Patch of unknown purple flowers, Ramona Grasslands

Unknown bird
Unknown bird, Ramona Grasslands

Unknown flower
Unknown flower, Ramona Grasslands

Immature (probably Anna’s) hummingbird
Immature hummingbird, Ramona Grasslands

Public art
Public art, Ramona Grasslands

More unknown, but beautiful, flowers
Unknown purple flowers, Ramona Grasslands

Airplane taking off from nearby Ramona airport
Airplane taking off from Ramona airport near Ramona Grasslands

Relaxing tree and pond
Relaxing pond and tree, Ramona Grasslands

Patch of thistle
Such a beautiful flower, but like roses,
oh can those thorns cause pain!
Patch of thistle, Ramona Grasslands

Ramona Grasslands Preserve, Ramona CA
Rramona Grasslands Preserve, Ramona CA

Ground squirrel sentry
Ground squire sentry, Ramona Grasslands

Brahma
One of the best ways to maintain the health of an ecosystem
is to let Mother & Father Nature use it as they see fit.
The Brahma was the mascot of my high school,
Henrietta M. King High in Kingsville, Texas,
so I was pleasantly surprised to find a herd of Brahma
grazing and resting on the Ramona Grasslands Preserve.
Brahma, Ramona Grasslands Preserve, Ramona CA

Abandoned cattle chute
Abandoned cattle chute, Ramona Grasslands Preserve, Ramona CA

Unknown raptor
Unknown raptor, Ramona Grasslands

A different unknown raptor
Unknown raptor, Ramona Grasslands

Bird unable to read
No parking, Ramona Grasslands

Ramona Grasslands Preserve, Ramona CA
Rramona Grasslands Preserve, Ramona CA

Ramona Grasslands Preserve, Ramona CA
Rramona Grasslands Preserve, Ramona CA

The Ramona Grasslands Preserve consists of 3,521 acres in the Santa Maria Valley and includes a significant portion of the remaining undeveloped are of the Santa Maria Creek watershed. The watershed supports a mosaic of habitat types, including native and non-native grasslands, coastal sage scrub, chaparral, oak woodlands, Santa Maria Creek, its adjacent riparian area, and a diversity of unique vernal pools, vernal swales, and alkali playas.

Many rare animals make their homes in the grasslands, including Stephens’ kangaroo rat (oh how I want to get a picture of one of them!), fairy shrimp, purple stipa, blue-eyed grass, and woolly blue curls. There is a huge concentration of raptors in the area, no doubt because of all the small critters available for a raptor family reunion picnic.
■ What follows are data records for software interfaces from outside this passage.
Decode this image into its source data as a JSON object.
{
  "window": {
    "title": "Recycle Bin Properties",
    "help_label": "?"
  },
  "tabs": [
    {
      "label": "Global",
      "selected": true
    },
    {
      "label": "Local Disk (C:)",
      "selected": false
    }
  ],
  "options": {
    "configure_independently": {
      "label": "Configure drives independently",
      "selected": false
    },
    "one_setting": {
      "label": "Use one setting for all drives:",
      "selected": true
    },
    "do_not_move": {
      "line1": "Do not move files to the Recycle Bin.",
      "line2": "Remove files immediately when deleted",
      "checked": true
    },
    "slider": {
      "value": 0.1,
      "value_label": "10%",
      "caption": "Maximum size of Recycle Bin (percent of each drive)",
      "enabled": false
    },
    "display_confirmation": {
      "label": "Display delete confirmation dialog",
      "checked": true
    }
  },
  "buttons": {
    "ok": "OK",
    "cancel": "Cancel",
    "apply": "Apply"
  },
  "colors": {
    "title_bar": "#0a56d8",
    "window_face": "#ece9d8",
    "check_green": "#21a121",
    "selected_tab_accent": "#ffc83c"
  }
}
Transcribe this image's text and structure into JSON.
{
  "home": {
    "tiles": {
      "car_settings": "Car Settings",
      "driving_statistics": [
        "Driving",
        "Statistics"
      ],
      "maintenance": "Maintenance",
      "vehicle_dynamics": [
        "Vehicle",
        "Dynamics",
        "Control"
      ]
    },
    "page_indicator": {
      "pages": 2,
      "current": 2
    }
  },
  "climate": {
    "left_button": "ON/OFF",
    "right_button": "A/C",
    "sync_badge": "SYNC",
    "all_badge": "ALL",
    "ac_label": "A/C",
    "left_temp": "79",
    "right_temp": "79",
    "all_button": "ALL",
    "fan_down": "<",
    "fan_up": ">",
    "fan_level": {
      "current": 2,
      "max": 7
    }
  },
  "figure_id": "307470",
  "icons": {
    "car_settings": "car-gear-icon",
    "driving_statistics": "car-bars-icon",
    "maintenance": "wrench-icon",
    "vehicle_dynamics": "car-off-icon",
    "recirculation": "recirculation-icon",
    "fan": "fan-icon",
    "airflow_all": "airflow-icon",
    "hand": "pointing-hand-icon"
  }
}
There is a four-mile loop trail which is where all my pictures were taken, and I can highly recommend taking a leisurely stroll on the loop. Invariably, you’ll meet other walkers, bikers, and joggers.

Part of the mission for the Preserve is to provide passive recreation opportunities within the Preserve that further the development of the Coast to Crest Trail.

This post approved by Zoey the Cool Cat

If you don’t attract the birds you want, switch bird feed

Picture of the momentThe plants in my gardens were planted for one of three specific reasons:

  • They use little water (cactus and native vegetation)
  • They attract butterflies
  • They attract birds, specifically hummingbirds

In order to attract other birds, I supplement the plants with bird feeders. The feed that I had been using was attracting house finches (which I love) and mourning doves (which I can take or leave).

House finch (Carpodacus mexicanus)
House finch

Mourning doves (Zenaida macroura)Mourning doves

A few days ago when I went to Walmart to get some more feed, there was a
40-pound bag on sale for just $17.44. I couldn’t resist it even though I had never used that brand before.

The house finches and mourning doves still come around, but I’m now being visited by bluebirds and cedar waxwings.

Western bluebird (Sialia mexicana)
and three
Cedar waxwings (Bombycilla cedrorum)
Bluebird and three cedar waxwings

That western bluebird, a female, doesn’t look too happy that she’s outnumbered by the three cedar waxwings.

Find other posts in my Picture of the Moment series by clicking on the logo at the upper right.

This post approved by Zoey the Cool Cat